Gun sales
Firearms counter at Keesler Air Force Base, © Kemberly Groue

Could we fix America’s gun problem by just charging more for guns?

There's more to the price of a gun than what you see on the tag

How much do guns cost? It seems like a pretty obvious question – go to a store, check out the price tag.

But two economists, Philip J. Cook and Jens Ludwig, believe that the true cost of guns is actually a lot higher. Putting a number on it, and figuring out who could pay, might just be the answer to gun control – if only we knew who actually owned the guns.

When a gun owner misuses a weapon, it’s the rest of society that feels the repercussions. The cost of gun-related medical expenses due to deaths and injuries is around $12.8 million. Factor in other health costs like long-term disability expenses or the mental health care needed to treat people for trauma, and the bill mounts to a whopping $410 million. These are called – the price associated with a gun that you won’t see on the tag.

So what if we charged gun owners for the full cost of their purchase, taking the burden off society and making the people buying the weapons pay the bill themselves?

Some economists think the hidden costs associated with gun ownership should be reflected in the price – which would likely stop a lot of potential gun owners from making that investment. But pinning down what that price is, getting people to agree it’s fair to make gun owners pay it, and enforcing that law has proven to be a pretty difficult task.
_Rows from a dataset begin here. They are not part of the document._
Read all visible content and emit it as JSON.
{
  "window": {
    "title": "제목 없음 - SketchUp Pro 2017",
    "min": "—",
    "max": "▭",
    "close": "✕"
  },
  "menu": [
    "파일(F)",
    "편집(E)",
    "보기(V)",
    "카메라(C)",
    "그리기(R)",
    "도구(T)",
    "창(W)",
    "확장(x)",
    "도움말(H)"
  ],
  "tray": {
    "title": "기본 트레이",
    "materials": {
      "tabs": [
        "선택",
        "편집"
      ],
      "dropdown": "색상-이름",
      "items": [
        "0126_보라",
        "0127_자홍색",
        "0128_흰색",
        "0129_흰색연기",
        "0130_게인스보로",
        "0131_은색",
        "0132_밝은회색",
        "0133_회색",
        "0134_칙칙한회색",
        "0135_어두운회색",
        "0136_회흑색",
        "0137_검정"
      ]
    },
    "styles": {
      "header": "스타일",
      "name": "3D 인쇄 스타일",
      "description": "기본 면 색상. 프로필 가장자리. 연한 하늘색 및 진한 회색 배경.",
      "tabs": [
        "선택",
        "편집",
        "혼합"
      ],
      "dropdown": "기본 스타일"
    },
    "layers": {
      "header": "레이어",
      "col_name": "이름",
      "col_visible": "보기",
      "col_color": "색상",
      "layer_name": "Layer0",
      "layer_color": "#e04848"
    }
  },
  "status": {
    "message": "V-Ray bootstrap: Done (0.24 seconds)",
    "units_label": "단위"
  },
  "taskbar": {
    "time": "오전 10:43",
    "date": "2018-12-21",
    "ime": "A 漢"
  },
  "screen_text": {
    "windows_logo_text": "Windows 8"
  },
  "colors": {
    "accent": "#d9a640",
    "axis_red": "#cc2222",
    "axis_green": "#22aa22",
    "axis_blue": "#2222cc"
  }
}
One basic problem is that we’re not even close to knowing how many people possess a gun.

A lot of guns are sold illegally, meaning people can get one without reporting it to local authorities. Estimates of how many guns really exist vary wildly – most sources say total number of guns in the US range from 270 to 310 million, but others make far larger guesses. What's certain is that far more guns are in circulation than the government is aware, which makes policing their use incredibly difficult, let alone applying a tax or other forms of regulation to their sales.

Secondly, setting a price that incorporates a social cost is making some big assumptions about how the gun owner is going to use the gun.

A 19 year old gang member buying an illegal gun with the intention of using it for violent crime isn’t the same as a 55 year old father registering his gun for use in the case of an attack on his family. A study in 2012 claimed that around 260 homicides committed by gun owners were defensible, in contrast to around 8300 criminal homicides. Charging the owner using the gun for self defense for the crime caused by the criminal is a difficult judgement call, especially when we don’t even know who illegal gun owners actually are.

So how could we make sure it’s the gun owner, and not society, that gets charged?

One proposal is a uniform tax.

Uniform tax is a common solution for products which have what’s called a ‘negative externality’ – basically a term for the cost that society pays for a good that an individual consumes. It’s worked for things like cigarettes, which, like guns, cause harm to people who didn’t choose to buy the good – so why not for guns?

Unfortunately, the gun problem is a lot more complicated. The uniform tax solution doesn’t solve the whole unfairness issue – why should a father protecting his family have to pay a tax to fund the firearm used for violent crime? Secondly, if criminals are managing to illegally purchase their gun and avoid registering it with authorities, there’s a pretty good chance they’ll figure out how to avoid paying the tax too.

A second proposal by some economists is a ‘liability insurance’ on guns.

What this means is that gun owners would have to pay different rates based on how risky it is for them to possess the weapon. It would work a little like car or home insurance. When a person wanted to purchase a gun permit, their health and financial records would be evaluated. The individual’s age, mental health, and current place of residency would all determine the rate the gun owner would have to pay. A higher risk level for owning a gun would lead to a higher rate.

Liability insurance addresses some of the problems of a uniform tax by acknowledging that there are differences among gun owners. But it still doesn’t solve the issue of making illegal gun owners pay for the damage they cause to the rest of the public.

As of now, the debate over how to impose a cost for the reckless use of firearms remains unresolved.

Ironically, any additional costs would probably end up affecting responsible gun owners the most. Until we figure out a way to bring the people avoiding the system, into the system, it seems like it’s doomed to fail.

Recent articles

Reader Comments